Hidden among the hills and lakes of Seattle, there is a little theater with a wooden stage. Most of the time, it’s quiet and dark. With the lights on, it still seems dim and hazy.
Most afternoons, Anil shows up first. He does some stretching, sets up his cello, and starts laying down the heavy bottom. His rhythms are rich, textured and propulsive. If this were another kind of outfit, he’d be the pants.
Next, Tim’s keyboards are fork-lifted onto the stage by a Teamster, and he carefully pieces together some familiar tones. Something between a 60’s sci-fi soundtrack and a spare gospel hymn.

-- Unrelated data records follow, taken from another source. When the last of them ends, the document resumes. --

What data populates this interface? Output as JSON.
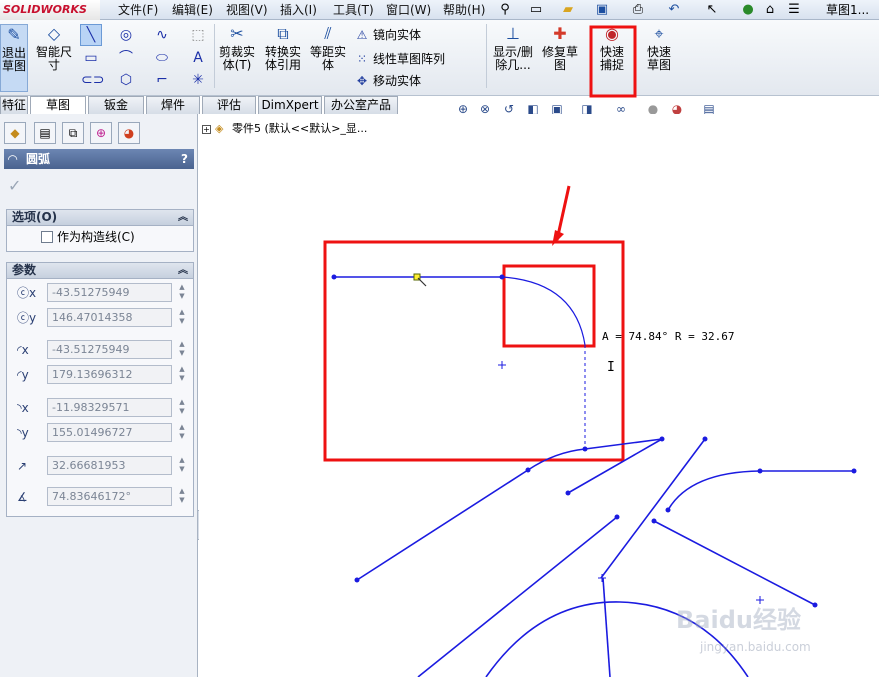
{
  "app": {
    "logo": "SOLIDWORKS",
    "menu": [
      "文件(F)",
      "编辑(E)",
      "视图(V)",
      "插入(I)",
      "工具(T)",
      "窗口(W)",
      "帮助(H)"
    ],
    "document_title": "草图1..."
  },
  "toolbar": {
    "exit_sketch": "退出草图",
    "smart_dim": "智能尺寸",
    "trim": "剪裁实体(T)",
    "convert": "转换实体引用",
    "offset": "等距实体",
    "mirror": "镜向实体",
    "linear_pattern": "线性草图阵列",
    "move": "移动实体",
    "show_delete": "显示/删除几...",
    "repair": "修复草图",
    "quick_snap": "快速捕捉",
    "rapid_sketch": "快速草图"
  },
  "tabs": [
    "特征",
    "草图",
    "钣金",
    "焊件",
    "评估",
    "DimXpert",
    "办公室产品"
  ],
  "active_tab": 1,
  "property_manager": {
    "title": "圆弧",
    "help": "?",
    "options_title": "选项(O)",
    "construction_label": "作为构造线(C)",
    "params_title": "参数",
    "params": [
      {
        "icon": "center-x-icon",
        "value": "-43.51275949"
      },
      {
        "icon": "center-y-icon",
        "value": "146.47014358"
      },
      {
        "icon": "start-x-icon",
        "value": "-43.51275949"
      },
      {
        "icon": "start-y-icon",
        "value": "179.13696312"
      },
      {
        "icon": "end-x-icon",
        "value": "-11.98329571"
      },
      {
        "icon": "end-y-icon",
        "value": "155.01496727"
      },
      {
        "icon": "radius-icon",
        "value": "32.66681953"
      },
      {
        "icon": "angle-icon",
        "value": "74.83646172°"
      }
    ]
  },
  "tree": {
    "node": "零件5 (默认<<默认>_显..."
  },
  "graphics": {
    "dimension_text": "A = 74.84°  R = 32.67",
    "cursor": "I"
  },
  "watermark": {
    "main": "Baidu经验",
    "sub": "jingyan.baidu.com"
  },
  "colors": {
    "sketch_blue": "#1b1be0",
    "highlight_red": "#ee1111"
  }
}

Electrons must be marshaled now, and Todd emerges behind a table crammed with knobs and wires and blinking lights. He synthesizes and then modulates. A shuffling beat begins to take shape. There’s the sound of a pedal steel guitar. There’s rusty dissonance and then melody. People say, “Lali Puna?” I say, “More like Squarepusher meets Ennio Morricone. And has his baby.”
Thus a mood is established, an atmosphere develops, and it’s time for Cat to style the vocals. They’re quiet and clear. Whispered words about the sea, the sky, and everything in between. Delicate and yet powerful.
The sound is unmistakable. It fills the hall and drifts into the street. Earth spins. Rain falls. Clocks melt.
This Band Is Called Lucy Bland.